Interface dataset entries:
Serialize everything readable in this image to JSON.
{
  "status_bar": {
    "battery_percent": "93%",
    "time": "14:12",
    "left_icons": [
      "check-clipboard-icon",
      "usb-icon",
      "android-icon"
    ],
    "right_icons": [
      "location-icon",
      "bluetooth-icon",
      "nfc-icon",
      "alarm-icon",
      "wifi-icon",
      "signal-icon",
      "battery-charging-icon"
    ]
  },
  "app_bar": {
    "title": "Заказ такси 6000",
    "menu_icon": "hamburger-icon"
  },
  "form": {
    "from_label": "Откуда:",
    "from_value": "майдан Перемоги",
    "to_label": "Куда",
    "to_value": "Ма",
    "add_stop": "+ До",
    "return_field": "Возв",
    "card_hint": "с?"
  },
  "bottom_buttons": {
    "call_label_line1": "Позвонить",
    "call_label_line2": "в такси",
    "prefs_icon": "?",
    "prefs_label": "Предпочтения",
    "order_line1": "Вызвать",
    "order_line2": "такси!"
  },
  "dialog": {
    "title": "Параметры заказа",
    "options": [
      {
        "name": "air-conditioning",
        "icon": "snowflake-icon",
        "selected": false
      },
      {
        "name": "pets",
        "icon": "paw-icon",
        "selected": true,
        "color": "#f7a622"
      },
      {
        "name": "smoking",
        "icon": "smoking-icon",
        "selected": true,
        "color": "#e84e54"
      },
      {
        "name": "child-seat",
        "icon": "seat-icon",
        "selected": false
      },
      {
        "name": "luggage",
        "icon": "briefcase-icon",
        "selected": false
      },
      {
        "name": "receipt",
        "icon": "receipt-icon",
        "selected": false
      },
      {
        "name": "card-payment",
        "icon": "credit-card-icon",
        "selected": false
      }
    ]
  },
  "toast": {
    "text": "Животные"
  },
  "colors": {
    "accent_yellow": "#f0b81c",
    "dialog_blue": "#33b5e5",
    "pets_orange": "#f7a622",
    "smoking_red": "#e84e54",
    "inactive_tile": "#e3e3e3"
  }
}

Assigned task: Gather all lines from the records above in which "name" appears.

Finished exercise:
        "name": "air-conditioning",
        "name": "pets",
        "name": "smoking",
        "name": "child-seat",
        "name": "luggage",
        "name": "receipt",
        "name": "card-payment",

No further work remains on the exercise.